My image “Sudoku 4B” was chosen for the American Mathematical Society 2012 Mathematical Imagery calendar (see the 2011 calendar here. Yay!

The image is based on the puzzle. In standard Sudoku, a 9 × 9 grid is partially filled with numbers 1 – 9. The objective is to complete the grid, placing a single-digit number into each unfilled square, such that:

Although the puzzle is generally given with numbers, there’s nothing particularly numeric about Sudoku—it’s about patterns of figures. Letters or other symbols can be used, or, in my case, shapes. Also, a simpler puzzle can be obtained by using a smaller grid, say a 4 × 4. This next grid shows a 4 × 4 Sudoku, using the numbers 1 – 4.

Mapping the numbers to four different (but similar) shapes gives this grid:

For my image, I did this four times, using four different basic shapes:

and then combined them by adding all four together.

Next stop, a full 9 × 9 Sudoku!

The image is based on the puzzle. In standard Sudoku, a 9 × 9 grid is partially filled with numbers 1 – 9. The objective is to complete the grid, placing a single-digit number into each unfilled square, such that:

- each number 1 – 9 appears once and only once in each row,
- each number appears once and only once in each column, and
- each number appears once and only once in each of the 3 × 3 smaller squares (shown outlined by a thick line below).

Although the puzzle is generally given with numbers, there’s nothing particularly numeric about Sudoku—it’s about patterns of figures. Letters or other symbols can be used, or, in my case, shapes. Also, a simpler puzzle can be obtained by using a smaller grid, say a 4 × 4. This next grid shows a 4 × 4 Sudoku, using the numbers 1 – 4.

Mapping the numbers to four different (but similar) shapes gives this grid:

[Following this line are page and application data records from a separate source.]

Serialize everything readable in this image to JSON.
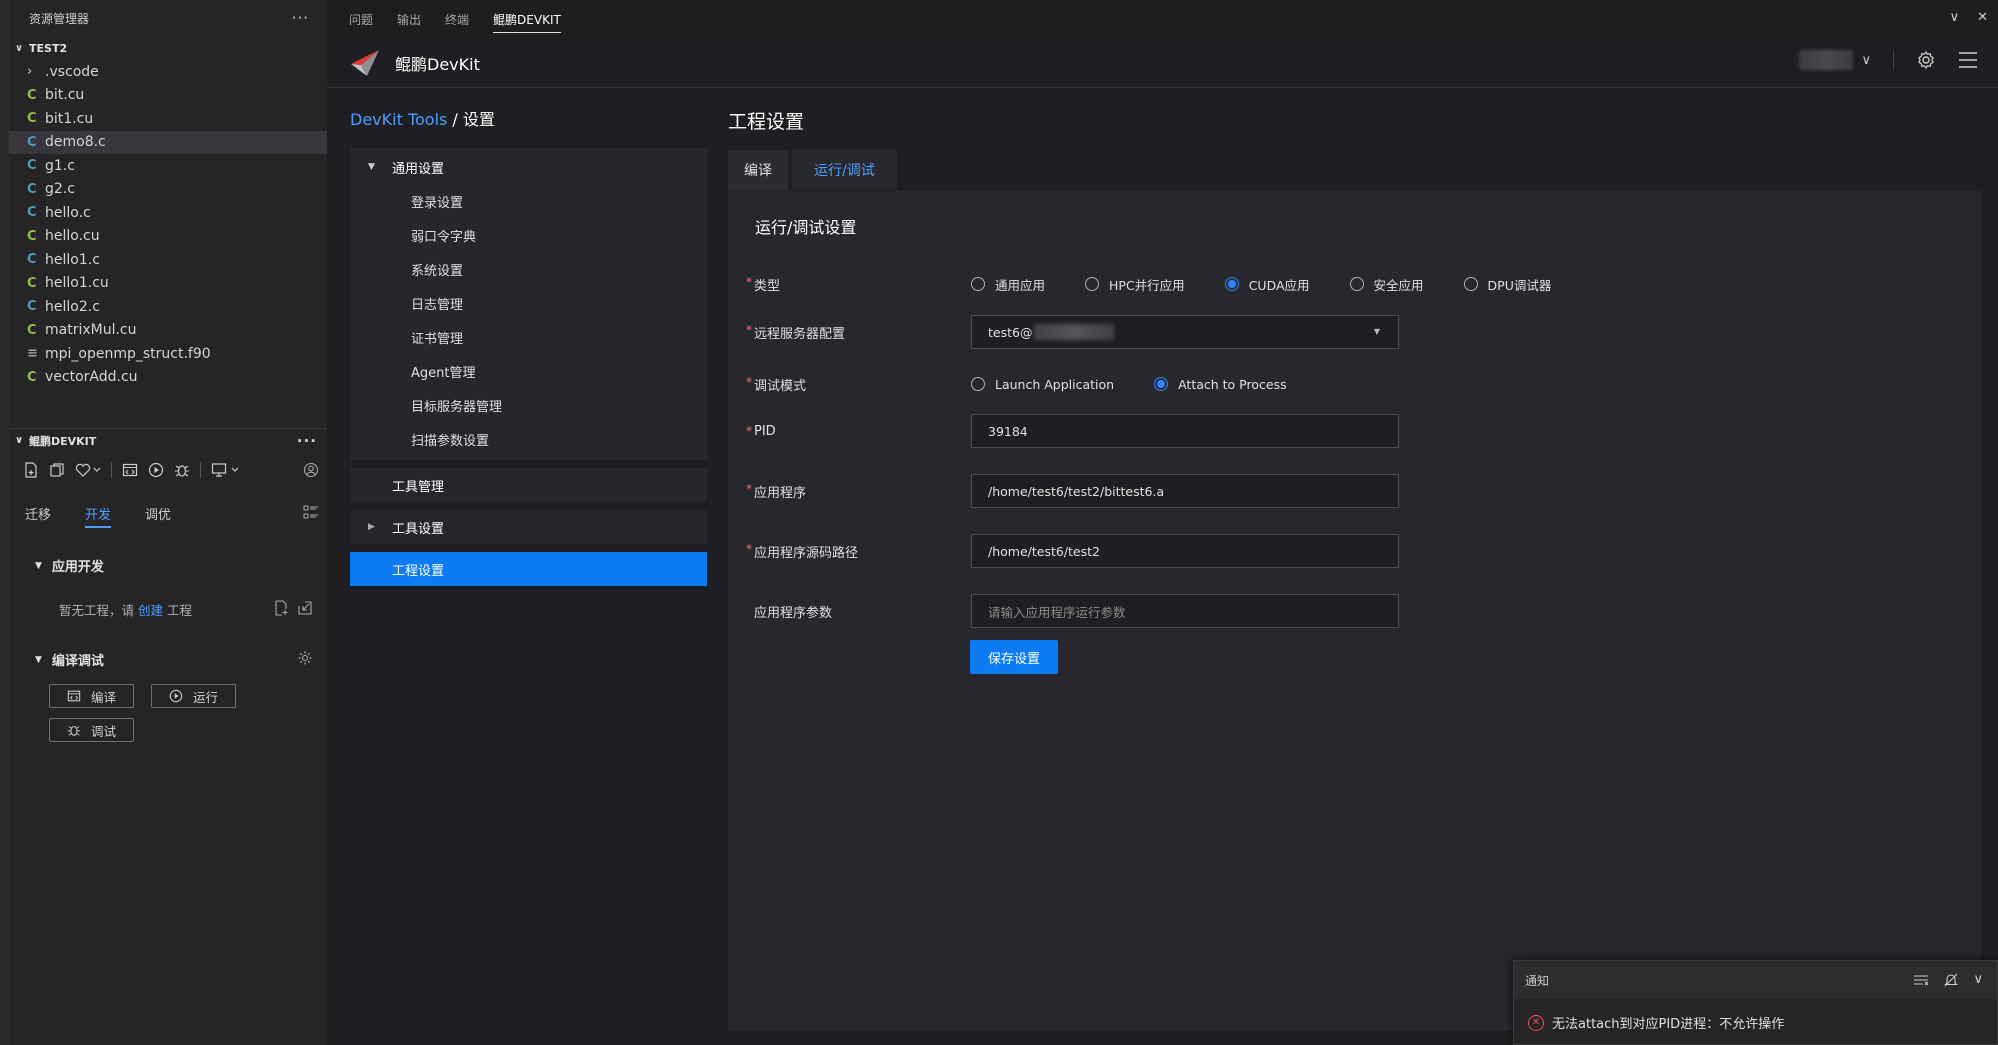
{
  "explorer": {
    "title": "资源管理器",
    "more": "···",
    "folder": "TEST2",
    "files": [
      {
        "name": ".vscode",
        "type": "folder"
      },
      {
        "name": "bit.cu",
        "type": "cu"
      },
      {
        "name": "bit1.cu",
        "type": "cu"
      },
      {
        "name": "demo8.c",
        "type": "c",
        "selected": true
      },
      {
        "name": "g1.c",
        "type": "c"
      },
      {
        "name": "g2.c",
        "type": "c"
      },
      {
        "name": "hello.c",
        "type": "c"
      },
      {
        "name": "hello.cu",
        "type": "cu"
      },
      {
        "name": "hello1.c",
        "type": "c"
      },
      {
        "name": "hello1.cu",
        "type": "cu"
      },
      {
        "name": "hello2.c",
        "type": "c"
      },
      {
        "name": "matrixMul.cu",
        "type": "cu"
      },
      {
        "name": "mpi_openmp_struct.f90",
        "type": "f90"
      },
      {
        "name": "vectorAdd.cu",
        "type": "cu"
      }
    ]
  },
  "devkit_panel": {
    "title": "鲲鹏DEVKIT",
    "more": "···",
    "tabs": [
      "迁移",
      "开发",
      "调优"
    ],
    "active_tab": "开发",
    "app_dev": {
      "title": "应用开发",
      "empty_prefix": "暂无工程，请",
      "create_link": "创建",
      "empty_suffix": "工程"
    },
    "compile_debug": {
      "title": "编译调试",
      "compile": "编译",
      "run": "运行",
      "debug": "调试"
    }
  },
  "topbar": {
    "tabs": [
      "问题",
      "输出",
      "终端",
      "鲲鹏DEVKIT"
    ],
    "active": "鲲鹏DEVKIT"
  },
  "app": {
    "title": "鲲鹏DevKit"
  },
  "breadcrumb": {
    "link": "DevKit Tools",
    "sep": " / ",
    "current": "设置"
  },
  "settings_nav": {
    "general": "通用设置",
    "items": [
      "登录设置",
      "弱口令字典",
      "系统设置",
      "日志管理",
      "证书管理",
      "Agent管理",
      "目标服务器管理",
      "扫描参数设置"
    ],
    "tool_mgmt": "工具管理",
    "tool_settings": "工具设置",
    "project_settings": "工程设置"
  },
  "project": {
    "title": "工程设置",
    "tabs": [
      "编译",
      "运行/调试"
    ],
    "active_tab": "运行/调试",
    "panel_title": "运行/调试设置",
    "type_label": "类型",
    "type_options": [
      "通用应用",
      "HPC并行应用",
      "CUDA应用",
      "安全应用",
      "DPU调试器"
    ],
    "type_selected": "CUDA应用",
    "remote_label": "远程服务器配置",
    "remote_value": "test6@",
    "mode_label": "调试模式",
    "mode_options": [
      "Launch Application",
      "Attach to Process"
    ],
    "mode_selected": "Attach to Process",
    "pid_label": "PID",
    "pid_value": "39184",
    "app_label": "应用程序",
    "app_value": "/home/test6/test2/bittest6.a",
    "src_label": "应用程序源码路径",
    "src_value": "/home/test6/test2",
    "args_label": "应用程序参数",
    "args_placeholder": "请输入应用程序运行参数",
    "save": "保存设置"
  },
  "notification": {
    "title": "通知",
    "message": "无法attach到对应PID进程：不允许操作"
  },
  "colors": {
    "accent": "#0d7cf2",
    "link": "#4e9dff",
    "error": "#f14c4c",
    "required": "#f56c6c"
  }
}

For my image, I did this four times, using four different basic shapes:

and then combined them by adding all four together.

Next stop, a full 9 × 9 Sudoku!